The news comes from Liberty Times Net (via Taiwan News). They claim that after Animal Crossing: New Horizons had reportedly been banned in China (possibly due to Free Hong Kong Protest members using the game to share their message), that (in Taiwan News’ words) “Local metropolises are scrambling to draft laws to expand the scope of online censorship in video games.”
This would include expanding the “Great Firewall” (China’s heavily censored filters for Internet content) to video games, meaning players from China would not be able to interact with those in the rest of the world.
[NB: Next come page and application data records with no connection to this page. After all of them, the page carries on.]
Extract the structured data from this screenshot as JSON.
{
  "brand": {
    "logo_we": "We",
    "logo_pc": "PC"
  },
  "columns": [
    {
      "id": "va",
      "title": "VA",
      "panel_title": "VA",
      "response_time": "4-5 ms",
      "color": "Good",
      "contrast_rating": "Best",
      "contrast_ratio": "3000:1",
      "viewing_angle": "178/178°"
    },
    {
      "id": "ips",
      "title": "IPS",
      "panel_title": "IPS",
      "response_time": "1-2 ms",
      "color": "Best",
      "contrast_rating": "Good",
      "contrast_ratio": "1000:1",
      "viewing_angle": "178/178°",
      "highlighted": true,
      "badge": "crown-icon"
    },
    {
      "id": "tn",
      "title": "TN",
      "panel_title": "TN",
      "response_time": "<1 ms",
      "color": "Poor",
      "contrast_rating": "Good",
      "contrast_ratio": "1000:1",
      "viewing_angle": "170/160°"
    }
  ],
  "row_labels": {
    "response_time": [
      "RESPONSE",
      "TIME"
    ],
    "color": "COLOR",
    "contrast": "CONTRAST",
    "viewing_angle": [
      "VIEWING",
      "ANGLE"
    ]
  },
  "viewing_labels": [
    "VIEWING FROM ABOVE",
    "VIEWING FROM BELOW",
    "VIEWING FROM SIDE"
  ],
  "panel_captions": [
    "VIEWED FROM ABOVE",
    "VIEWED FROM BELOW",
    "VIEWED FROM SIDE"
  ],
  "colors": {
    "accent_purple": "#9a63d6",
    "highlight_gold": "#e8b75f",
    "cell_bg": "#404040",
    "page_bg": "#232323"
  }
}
Liberty Times Net also state that the proposed bans include existing games within the country.
The ban even proposes banning depictions of zombies and plagues due to the recent coronavirus pandemic, map editing, customizing clothes (though Taiwan News translates this as roleplaying- we are using Google Translate), and forming organizations.
It should be noted that the ban on depicting zombies has seemingly been in effect, with depictions of dead bodies and blood (including zombies and skeletons) being removed from games sold in the region- due to “insulting ancestors” and “promoting superstition”. However, the ban has not seemed to be consistent.
In addition, the bans propose an online gaming curfew between 10PM and 8AM for gamers under 18. This would seem to be one of the older laws already coming into effect from November 2019. This also includes restrictions on what 16 to 18 year-olds can spend in online games, up to 400 yuan (est. $56 USD) per month, with younger players restricted to 200 yuan (est. $28.29 USD) per month.
In other news, the Taiwanese Premier Su Tseng-chang has seemingly decried the ban of Animal Crossing: New Horizons in China, by stating no such ban would come to Taiwan.
“Democracy and freedom of speech are Taiwan’s most important values,” Tseng-chang stated. “Everyone can use any medium to say what they want to say, please everyone cherish this (“lifestyle”), go ahead and play at your heart’s content. […] Please cherish our Taiwan, a place where you can play video games freely.”